━━━ Working data
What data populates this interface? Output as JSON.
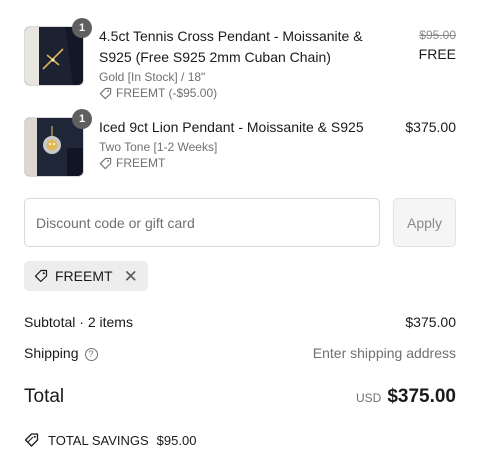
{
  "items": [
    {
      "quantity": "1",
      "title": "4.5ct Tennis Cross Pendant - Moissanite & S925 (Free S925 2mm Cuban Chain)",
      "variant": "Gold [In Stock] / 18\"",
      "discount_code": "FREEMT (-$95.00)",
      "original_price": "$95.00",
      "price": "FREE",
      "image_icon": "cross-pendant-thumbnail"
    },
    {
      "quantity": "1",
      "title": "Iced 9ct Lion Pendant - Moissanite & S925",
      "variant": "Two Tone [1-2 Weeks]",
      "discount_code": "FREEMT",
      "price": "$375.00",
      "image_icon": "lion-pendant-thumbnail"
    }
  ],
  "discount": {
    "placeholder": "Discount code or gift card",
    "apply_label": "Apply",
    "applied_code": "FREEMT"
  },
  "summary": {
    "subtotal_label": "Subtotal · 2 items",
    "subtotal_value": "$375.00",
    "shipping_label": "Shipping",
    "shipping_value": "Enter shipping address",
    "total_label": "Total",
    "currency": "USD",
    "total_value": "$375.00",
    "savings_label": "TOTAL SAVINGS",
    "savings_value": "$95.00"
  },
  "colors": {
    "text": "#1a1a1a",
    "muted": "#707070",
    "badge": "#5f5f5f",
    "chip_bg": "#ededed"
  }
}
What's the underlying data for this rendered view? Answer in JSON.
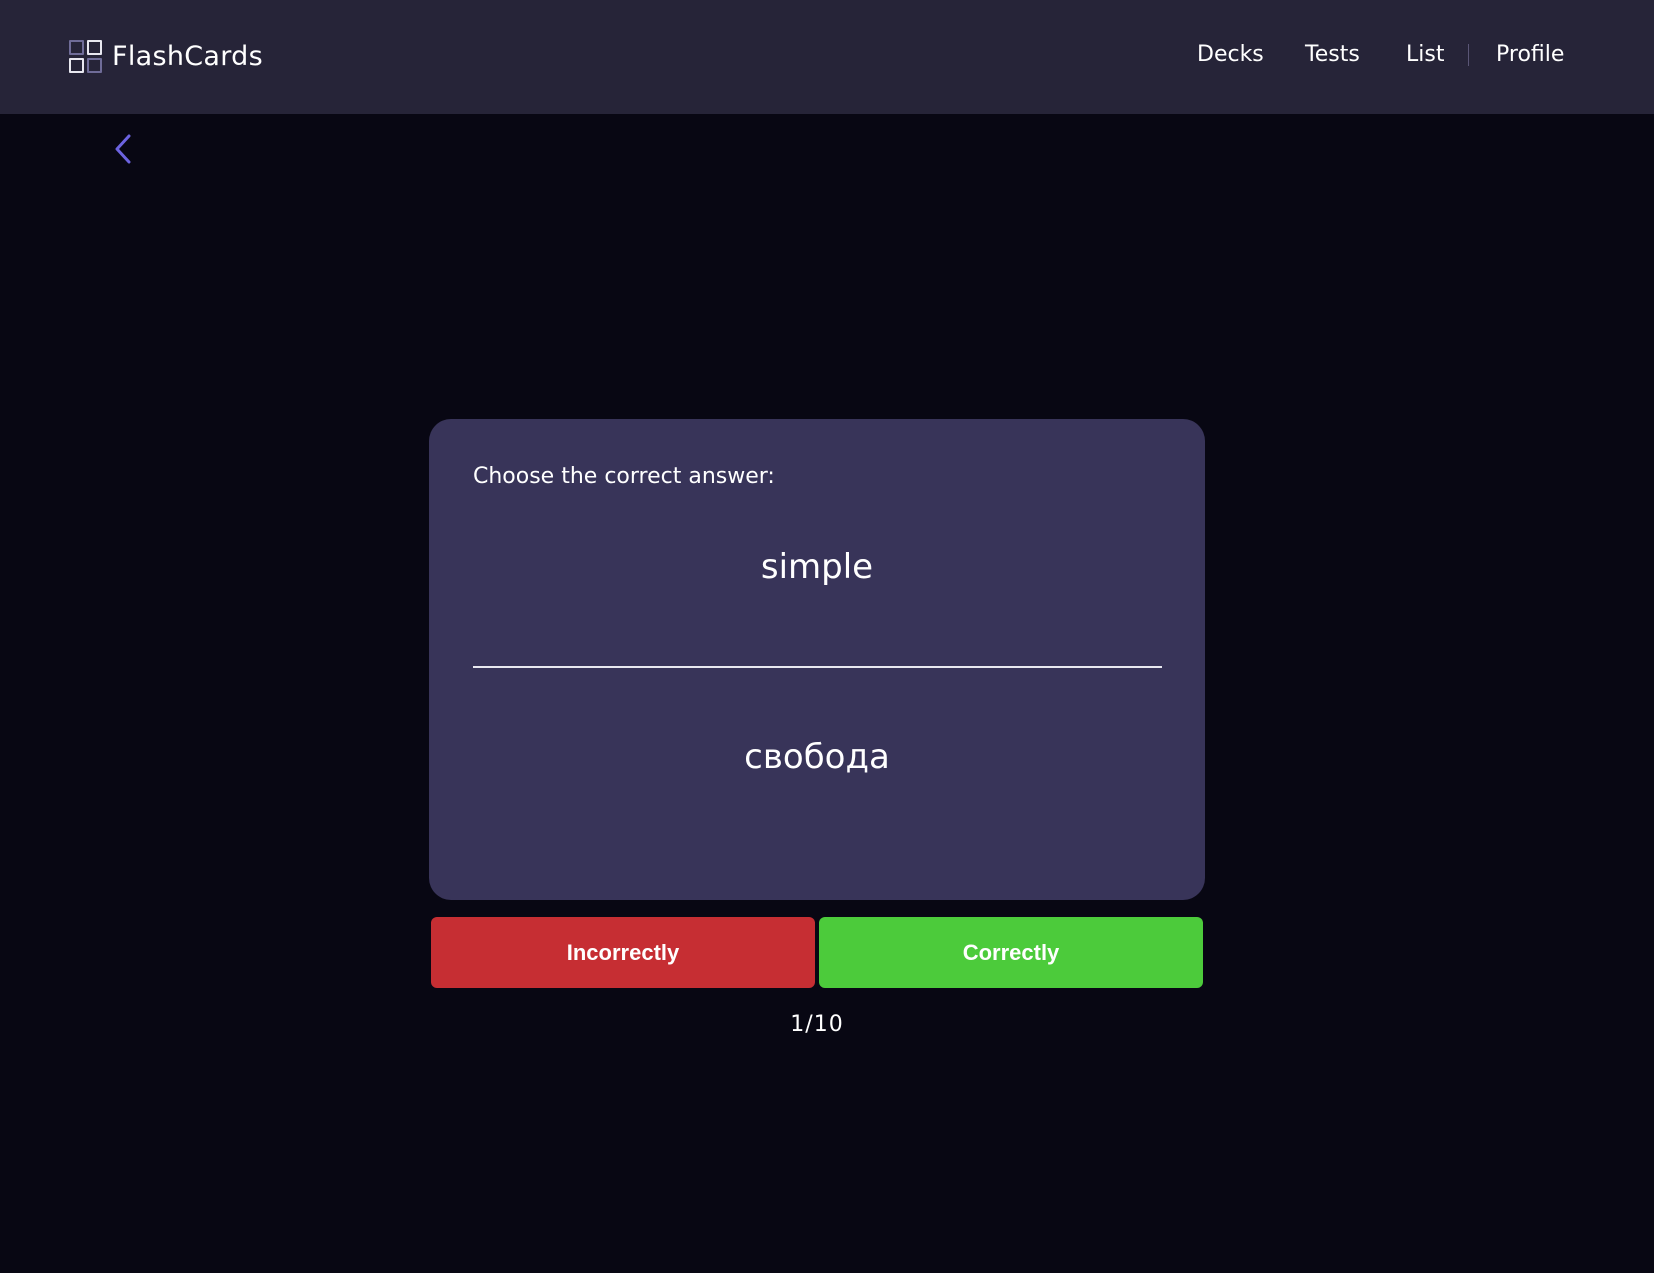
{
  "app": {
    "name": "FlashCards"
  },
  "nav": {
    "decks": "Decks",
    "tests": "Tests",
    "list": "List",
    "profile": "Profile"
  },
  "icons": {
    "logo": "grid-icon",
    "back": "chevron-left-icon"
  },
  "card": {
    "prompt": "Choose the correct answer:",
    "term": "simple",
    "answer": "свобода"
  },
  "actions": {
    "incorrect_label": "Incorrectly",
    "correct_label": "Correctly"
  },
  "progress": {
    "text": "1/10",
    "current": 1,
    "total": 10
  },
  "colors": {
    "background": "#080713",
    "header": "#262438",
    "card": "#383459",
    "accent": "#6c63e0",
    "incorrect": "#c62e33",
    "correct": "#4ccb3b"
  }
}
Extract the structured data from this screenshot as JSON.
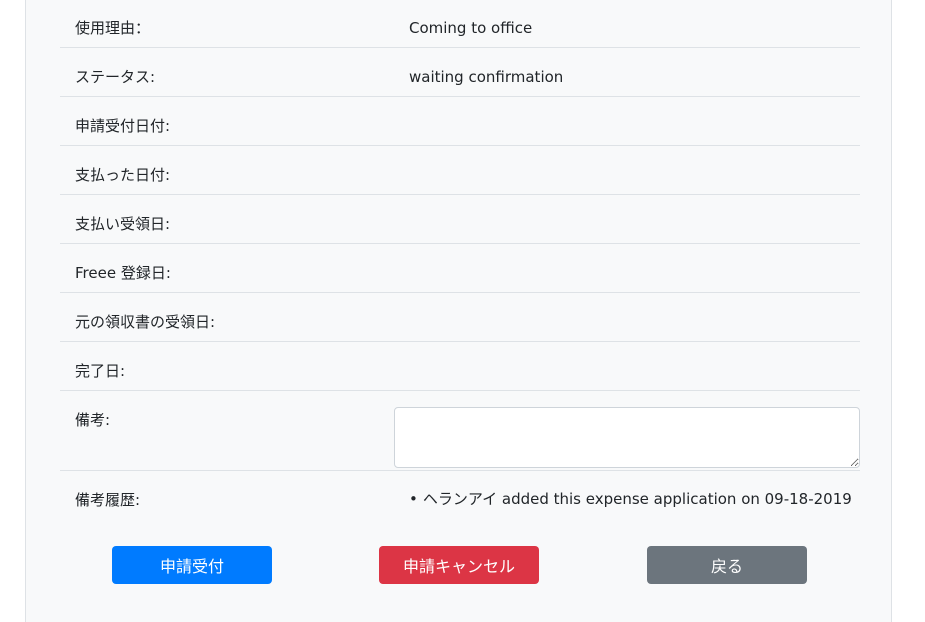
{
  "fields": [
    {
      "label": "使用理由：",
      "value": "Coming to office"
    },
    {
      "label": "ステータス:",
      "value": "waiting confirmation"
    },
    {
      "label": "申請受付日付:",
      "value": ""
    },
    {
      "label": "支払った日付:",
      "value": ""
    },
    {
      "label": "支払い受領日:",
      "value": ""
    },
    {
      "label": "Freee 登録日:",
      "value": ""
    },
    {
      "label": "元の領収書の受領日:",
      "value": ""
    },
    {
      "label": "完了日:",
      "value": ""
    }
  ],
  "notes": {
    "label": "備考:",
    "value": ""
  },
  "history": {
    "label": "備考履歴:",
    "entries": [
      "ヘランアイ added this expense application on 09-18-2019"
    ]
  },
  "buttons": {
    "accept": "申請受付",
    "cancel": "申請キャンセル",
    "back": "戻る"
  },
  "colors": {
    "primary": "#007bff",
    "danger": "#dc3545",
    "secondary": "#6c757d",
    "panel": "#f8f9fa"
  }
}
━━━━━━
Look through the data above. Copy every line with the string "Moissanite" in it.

      "title": "4.5ct Tennis Cross Pendant - Moissanite & S925 (Free S925 2mm Cuban Chain)",
      "title": "Iced 9ct Lion Pendant - Moissanite & S925",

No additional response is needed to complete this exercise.